has no sales, your SSN is your tax ID. I would advise you do NOT
describe your business as "artist"or"craftsman"or"silversmith". Say
you are "manufacturing". That sounds less like a hobby. If you are
making a profit and paying taxes the IRS is not going to be
influenced by what you call yourself. If you are taking a business
loss against other income, yours or your spouse's, you need to be
able to show that you intend to make a profit and that this is not
just a tax dodge. There are lots of things that will seal that deal,
such as renting commercial space and unambiguous marketing expenses
like trade shows or catalog printing. $4000 is a lot of money if you
are a student, but it is not enough to impress the IRS that you are
seriously in business. Don't reinforce that impression by using artsy
Ah.... And ever is it so clear down under indeed.

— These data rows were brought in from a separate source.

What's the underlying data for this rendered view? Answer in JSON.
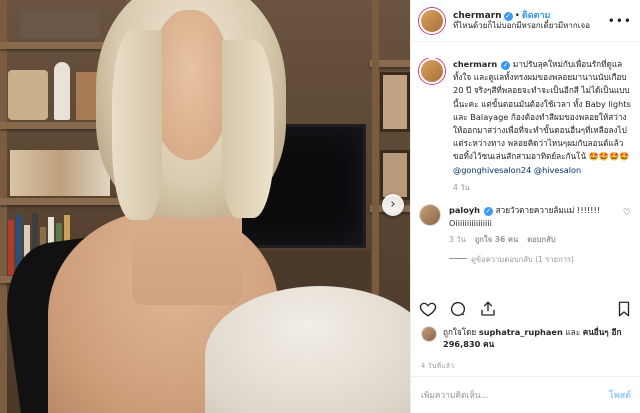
{
  "post": {
    "username": "chermarn",
    "follow_label": "ติดตาม",
    "header_subtitle": "ที่ไหนด้วยก็ไม่บอกมีหรอกเดี๋ยวมีหากเจอ",
    "caption": "มาปรับลุคใหม่กับเพื่อนรักที่ดูแลทั้งใจ และดูแลทั้งทรงผมของพลอยมานานนับเกือบ 20 ปี จริงๆสีที่พลอยจะทำจะเป็นอีกสี ไม่ได้เป็นแบบนี้นะคะ แต่ขั้นตอนมันต้องใช้เวลา ทั้ง Baby lights และ Balayage ก้องต้องทำสีผมของพลอยให้สว่างให้ออกมาสว่างเพื่อที่จะทำขั้นตอนอื่นๆที่เหลือลงไป แต่ระหว่างทาง พลอยคิดว่าไหนๆผมกับลอนต์แล้ว ขอทิ้งไว้ซนเล่นสักสามอาทิตย์ละกันโน้ 🤩🤩🤩🤩",
    "tags": "@gonghivesalon24 @hivesalon",
    "caption_time": "4 วัน"
  },
  "reply": {
    "username": "paloyh",
    "text": "สวยวัวตายควายล้มแม่ !!!!!!! Oiiiiiiiiiiiiiiii",
    "time": "3 วัน",
    "likes": "ถูกใจ 36 คน",
    "reply_label": "ตอบกลับ",
    "view_replies": "ดูข้อความตอบกลับ (1 รายการ)"
  },
  "likes": {
    "prefix": "ถูกใจโดย",
    "user": "suphatra_ruphaen",
    "and": "และ",
    "others": "คนอื่นๆ อีก 296,830 คน"
  },
  "date": "4 วันที่แล้ว",
  "comment_box": {
    "placeholder": "เพิ่มความคิดเห็น...",
    "post_label": "โพสต์"
  },
  "icons": [
    "more-icon",
    "heart-icon",
    "comment-icon",
    "share-icon",
    "bookmark-icon",
    "verified-icon",
    "next-arrow-icon"
  ],
  "colors": {
    "link": "#3897f0",
    "muted": "#999999",
    "text": "#262626"
  }
}
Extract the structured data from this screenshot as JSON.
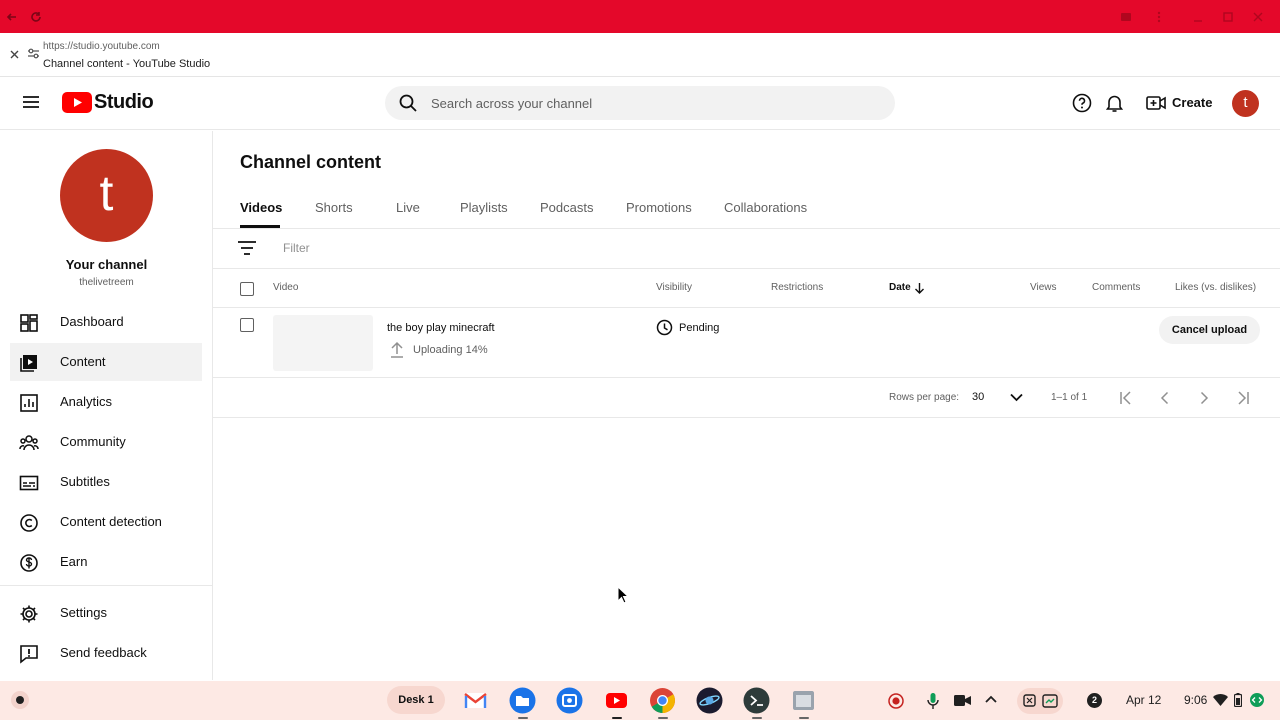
{
  "browser": {
    "url": "https://studio.youtube.com",
    "tab_title": "Channel content - YouTube Studio"
  },
  "header": {
    "logo_text": "Studio",
    "search_placeholder": "Search across your channel",
    "create_label": "Create",
    "avatar_letter": "t"
  },
  "sidebar": {
    "avatar_letter": "t",
    "channel_label": "Your channel",
    "channel_handle": "thelivetreem",
    "items": [
      {
        "label": "Dashboard",
        "icon": "dashboard-icon"
      },
      {
        "label": "Content",
        "icon": "content-icon",
        "active": true
      },
      {
        "label": "Analytics",
        "icon": "analytics-icon"
      },
      {
        "label": "Community",
        "icon": "community-icon"
      },
      {
        "label": "Subtitles",
        "icon": "subtitles-icon"
      },
      {
        "label": "Content detection",
        "icon": "copyright-icon"
      },
      {
        "label": "Earn",
        "icon": "dollar-icon"
      }
    ],
    "bottom_items": [
      {
        "label": "Settings",
        "icon": "gear-icon"
      },
      {
        "label": "Send feedback",
        "icon": "feedback-icon"
      }
    ]
  },
  "main": {
    "title": "Channel content",
    "tabs": [
      "Videos",
      "Shorts",
      "Live",
      "Playlists",
      "Podcasts",
      "Promotions",
      "Collaborations"
    ],
    "active_tab": "Videos",
    "filter_placeholder": "Filter",
    "columns": [
      "Video",
      "Visibility",
      "Restrictions",
      "Date",
      "Views",
      "Comments",
      "Likes (vs. dislikes)"
    ],
    "rows": [
      {
        "title": "the boy play minecraft",
        "status": "Uploading 14%",
        "visibility": "Pending",
        "action": "Cancel upload",
        "upload_progress": 0.14
      }
    ],
    "pagination": {
      "rows_per_page_label": "Rows per page:",
      "rows_per_page": "30",
      "range": "1–1 of 1"
    }
  },
  "shelf": {
    "desk_label": "Desk 1",
    "notification_count": "2",
    "date": "Apr 12",
    "time": "9:06",
    "colors": {
      "accent": "#e4082a",
      "shelf_bg": "#fde9e4"
    }
  }
}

It seems they Make
a Lot of sensible rules and should be used as example of good
policies for us inthe U. S. Jewelry sales could be better here in
the states if we followed Australia's economic and tax policies. To
begin with the minimum wage in Australia is over 17 dollars in U. S.
money. (it's 8 in the states). So unlike short sided and antiquated
trickle down economics we have been forced for 33 years.....
Australia believes every citizen deserves a living wage. The single
payer health care is pretty good too.Combine this with the fact that
bank regulation prevents casino style derivative trading that the
US. Left unbridled........ Guess who hasn't had a recession in 21
years? It's not the U. S.
So thanks for sharing the sensible tax rules of Australia. :)
People new to self-employment often misunderstand the finer points
of deducting materials and supplies.
1) Tools and consumables (like pickle) are for use, not for resale,
so even though you might get a discount or trade rate, you still
have to pay sales tax when you buy them. But they are fully
deductible on the Sch. C.
2) Things like silver and stones are part of the cost of the jewelry
that you make. As Andrew points out, you do not pay sales tax on
these items -- the final buyer pays the tax. And you don't deduct
them directly on the Sch C. Instead, they are part of the cost of
the item ("cost of goods sold"), and as such the stone and amount of
silver used are deducted from the profit of the item only when that
item is sold. It can take a very long time to finally deduct the
cost of such purchases.
It's tempting for the new business owner to buy a bunch of fun stuff
thinking it will all be deductible and they'll never have to pay
sales tax again. Well, not exactly. It all follows logic, and you'll
get the hang of it soon enough.
check your state sales tax laws, if I purchase anything from a
vendor in SC, then as a resident, I pay sales tax at that time
(unless the vendor absorbs the tax as part of the cost). When I
complete the sale of something through my shop, I am again required
to pay sales tax as the vendor (whether I charge the customer is up
to me, but the tax is paid).